I met an Israeli dentist on Friday evening by the name of Eli Levin.
Except Eli isn't only a "dentist." He is also a Reform Rabbi in Ramat Hasharon, a suburb of Tel Aviv.
I'd like to tell you his story…
First, let me tell you how we met.
As part of the rabbinic convention Marsha and I attended during the last week, we were among a group of rabbis and spouses who attended services at Eli's congregation last Friday evening. We welcomed Shabbat with his congregation and then joined the congregants in a delicious potluck dinner.
After the meal someone from our group asked Eli how he had begun a professional career as a dentist and then found his way into the rabbinate.
He explained his journey by telling us how he grew up in Israel only attending services once a year. On Kol Nidre, his father would take Eli to a local Orthodox synagogue where they would hear Kol Nidre, recite a few prayers, and then quickly make their way home.

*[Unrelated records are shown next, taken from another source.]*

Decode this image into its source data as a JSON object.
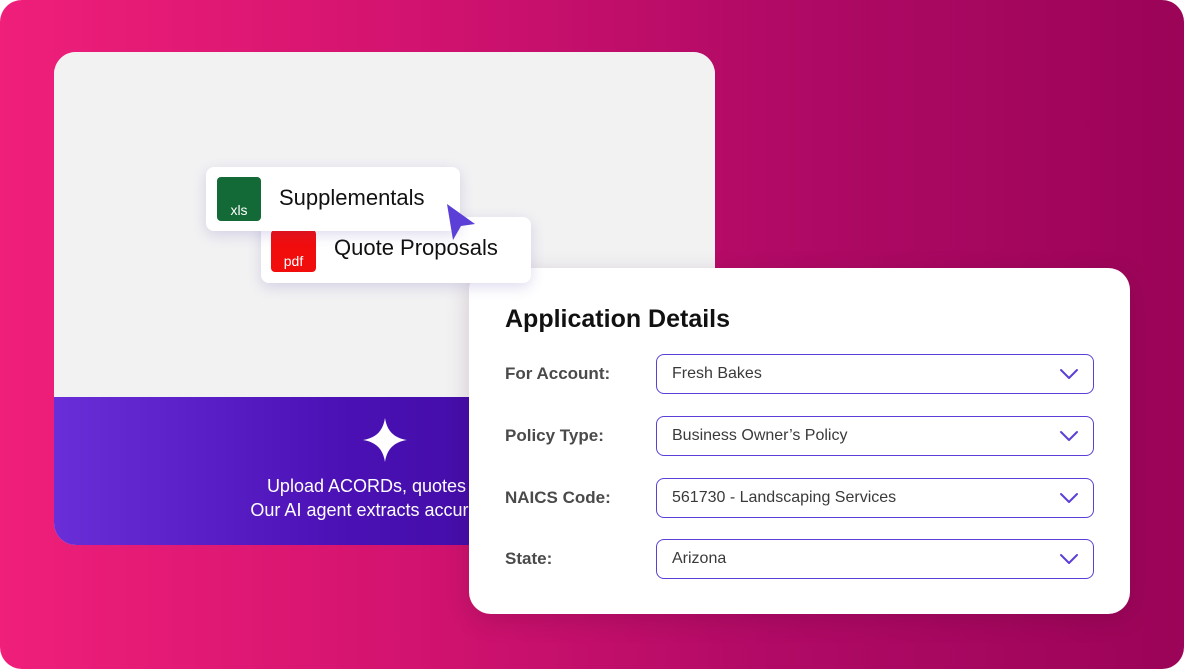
{
  "upload_card": {
    "files": [
      {
        "type_label": "xls",
        "name": "Supplementals",
        "icon": "xls-file-icon",
        "color": "#136a37"
      },
      {
        "type_label": "pdf",
        "name": "Quote Proposals",
        "icon": "pdf-file-icon",
        "color": "#f20d0d"
      }
    ],
    "footer_icon": "sparkle-icon",
    "footer_line_1": "Upload ACORDs, quotes or p",
    "footer_line_2": "Our AI agent extracts accurate da"
  },
  "application_details": {
    "title": "Application Details",
    "fields": [
      {
        "label": "For Account:",
        "value": "Fresh Bakes"
      },
      {
        "label": "Policy Type:",
        "value": "Business Owner’s Policy"
      },
      {
        "label": "NAICS Code:",
        "value": "561730 - Landscaping Services"
      },
      {
        "label": "State:",
        "value": "Arizona"
      }
    ]
  },
  "colors": {
    "background_start": "#ef1f7a",
    "background_end": "#9b0458",
    "accent_purple": "#5b3fd6",
    "footer_purple": "#4a10b4"
  }
}
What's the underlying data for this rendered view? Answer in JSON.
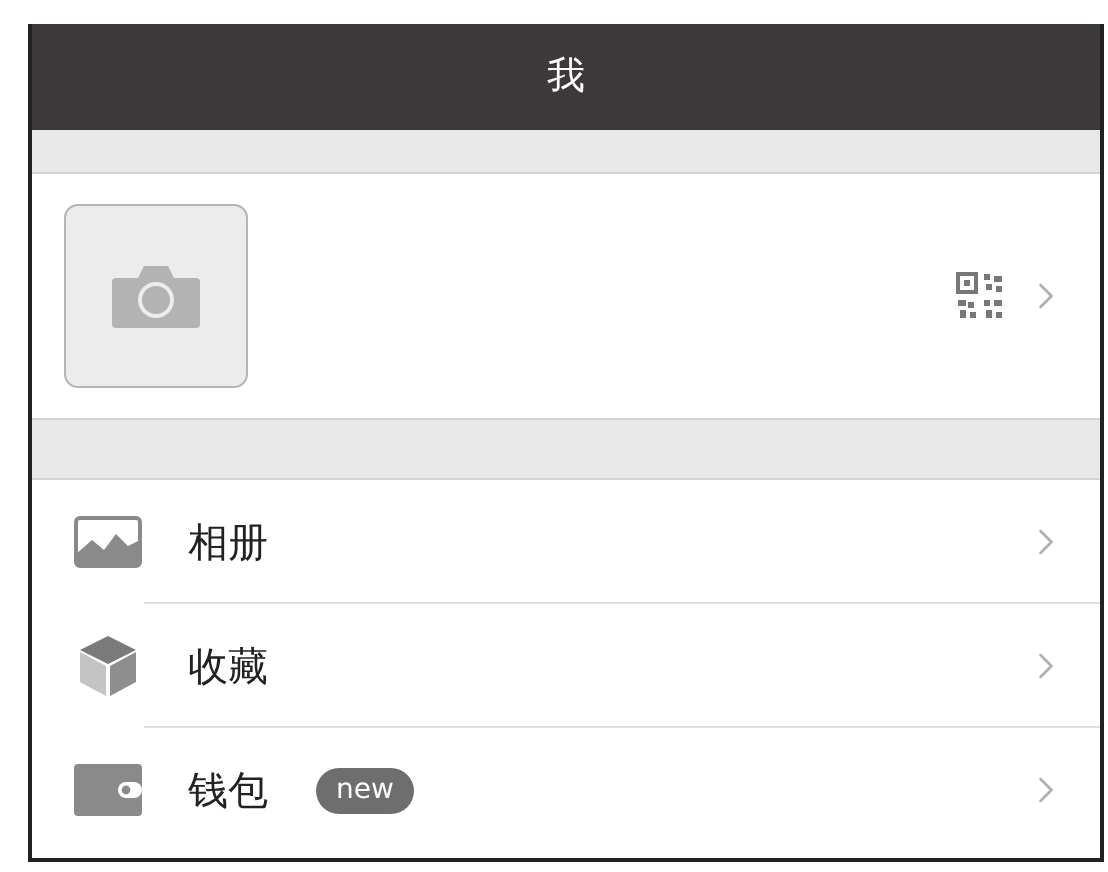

That was Judaism for Eli until somewhere in his late 30's (after he had become a dentist), he and his wife with their two children were vacationing in Wales during September. It was the afternoon before Kol Nidre and Eli decided he wanted to go to services. When he looked in the phone book, the one listing he found was for a Reform congregation. He was sure this was good news because, if nothing else, he assumed the Reform service would be short!
Off they went for the "short" service.
Except short doesn't describe what happened.
In Eli's words, "The service wasn't like any service I had ever attended. The music was of a higher caliber. There were instruments to enhance the experience. And the Rabbi gave us clear page directions, offered commentaries on what was happening, and even enhanced the service with poetry. I was moved and touched. So much so that when the service ended and I looked at my watch, I realized that over two hours had flown by. If this was what Judaism could be, then I knew I had discovered something fabulous in Wales."
Indeed he had.
Eli told us that when he returned to Israel, he went to the Reform rabbinic school in Jerusalem. They told him his dentistry degree wasn't enough for admission to rabbinic school. He needed more Jewish background, which he then went about pursuing. While working as a dentist to support his family, Eli got a Bachelors degree in Judaica and then a Masters degree as well. After that, he was accepted into the rabbinic school. In 2013, he was finally ordained as a Reform rabbi in Israel.
And that is how the dentist became a rabbi.
And that is what I wanted to share with you, Sinai congregants.
It's the story of someone who discovered something unique and spiritual in a Reform Temple: prayers he understood, ideas that were spiritual and sustaining, plus music that touched his soul.
The experience made Eli Levin, the dentist, into a rabbi.
I wonder if the same experience (which can be had weekly at our Sinai Temple) might not touch each of you in your own way.
Something sacred happens in our sanctuary every week.
Eli Levin had to go all the way to Wales to taste it for the first time. You need only visit 1100 Dickinson Street for your opportunity.
I can't guarantee a new career for you, but I can guarantee that you'll be enriched by what we do together in our holy place.